* _Work item_:
Show all the lines in the data below that include the word "icon".

* _Records for the exercise_:

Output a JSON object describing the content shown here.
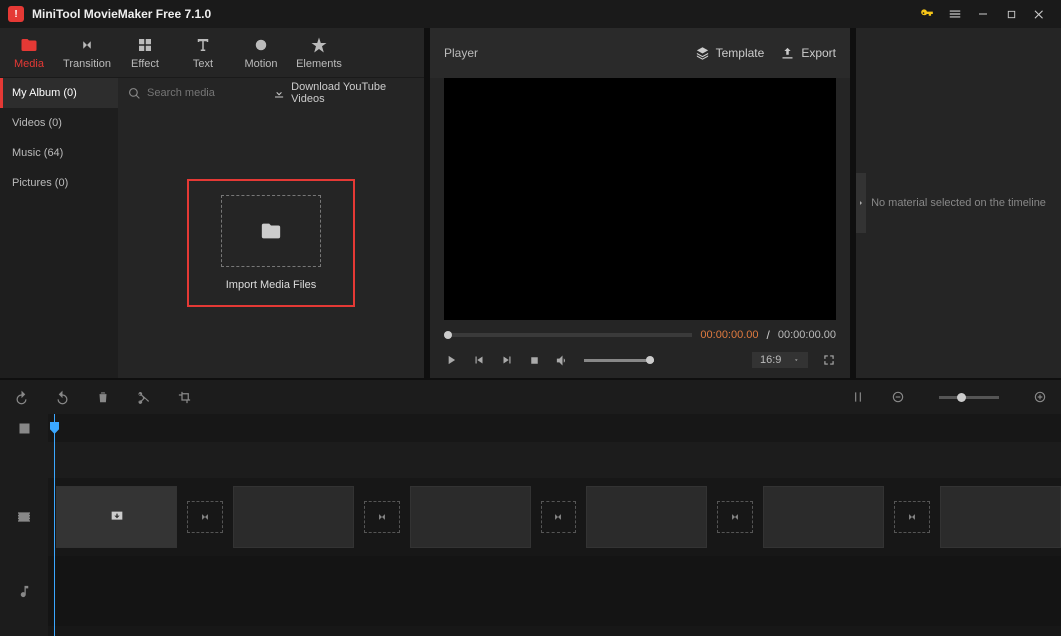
{
  "app": {
    "title": "MiniTool MovieMaker Free 7.1.0"
  },
  "tabs": [
    {
      "label": "Media"
    },
    {
      "label": "Transition"
    },
    {
      "label": "Effect"
    },
    {
      "label": "Text"
    },
    {
      "label": "Motion"
    },
    {
      "label": "Elements"
    }
  ],
  "sidebar": {
    "items": [
      {
        "label": "My Album (0)"
      },
      {
        "label": "Videos (0)"
      },
      {
        "label": "Music (64)"
      },
      {
        "label": "Pictures (0)"
      }
    ]
  },
  "media": {
    "search_placeholder": "Search media",
    "download_label": "Download YouTube Videos",
    "import_label": "Import Media Files"
  },
  "player": {
    "title": "Player",
    "template_label": "Template",
    "export_label": "Export",
    "time_current": "00:00:00.00",
    "time_sep": " / ",
    "time_total": "00:00:00.00",
    "aspect": "16:9"
  },
  "props": {
    "empty_msg": "No material selected on the timeline"
  }
}
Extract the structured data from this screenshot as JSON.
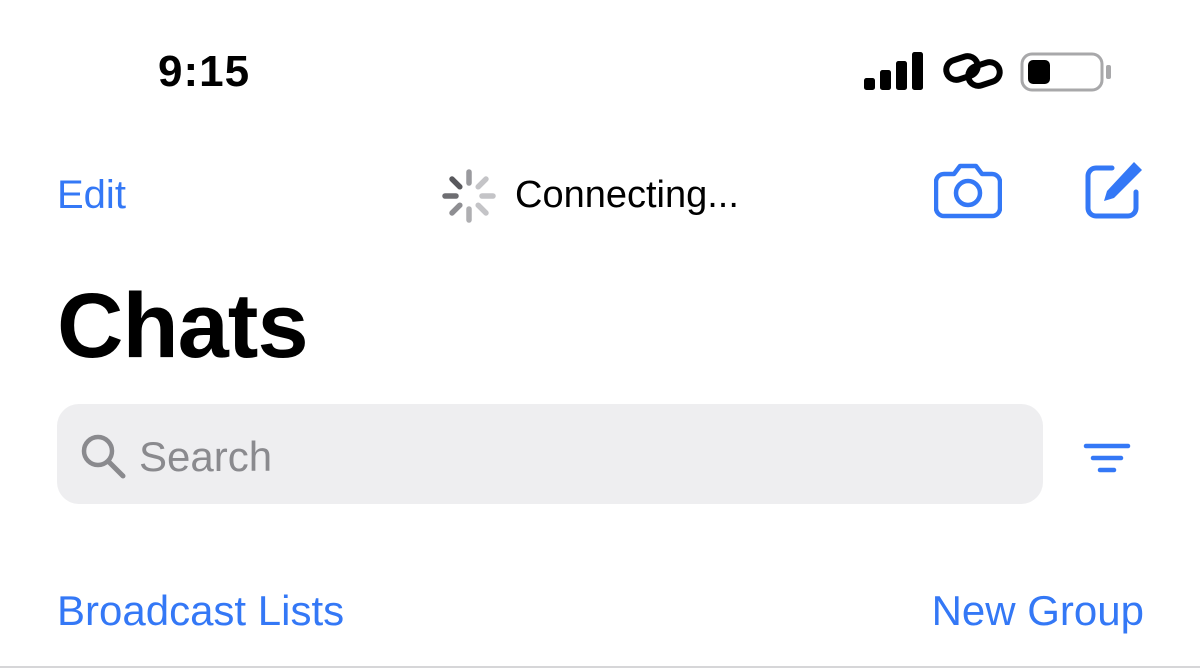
{
  "status_bar": {
    "time": "9:15",
    "signal_icon": "cellular-signal-icon",
    "link_icon": "personal-hotspot-link-icon",
    "battery_icon": "battery-low-icon",
    "battery_level": 0.3
  },
  "nav": {
    "edit_label": "Edit",
    "status_text": "Connecting...",
    "spinner_icon": "loading-spinner-icon",
    "camera_icon": "camera-icon",
    "compose_icon": "compose-icon"
  },
  "page": {
    "title": "Chats"
  },
  "search": {
    "placeholder": "Search",
    "icon": "search-icon",
    "filter_icon": "filter-icon"
  },
  "links": {
    "broadcast_lists": "Broadcast Lists",
    "new_group": "New Group"
  },
  "colors": {
    "accent": "#3478F6",
    "search_bg": "#EEEEF0",
    "placeholder": "#8A8A8E"
  }
}
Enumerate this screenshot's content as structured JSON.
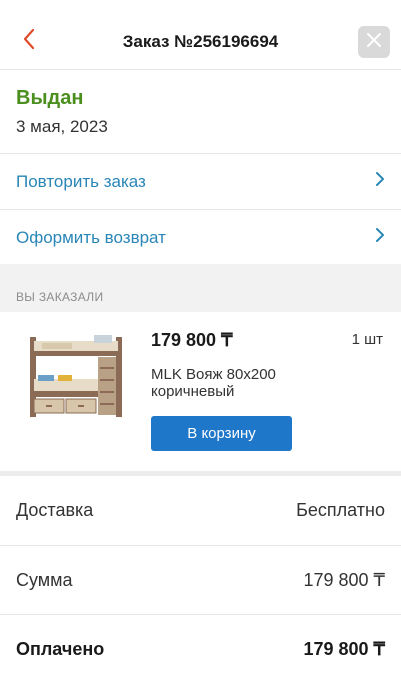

* _Response box_:
    "signal_icon": "cellular-signal-icon",
    "link_icon": "personal-hotspot-link-icon",
    "battery_icon": "battery-low-icon",
    "spinner_icon": "loading-spinner-icon",
    "camera_icon": "camera-icon",
    "compose_icon": "compose-icon"
    "icon": "search-icon",
    "filter_icon": "filter-icon"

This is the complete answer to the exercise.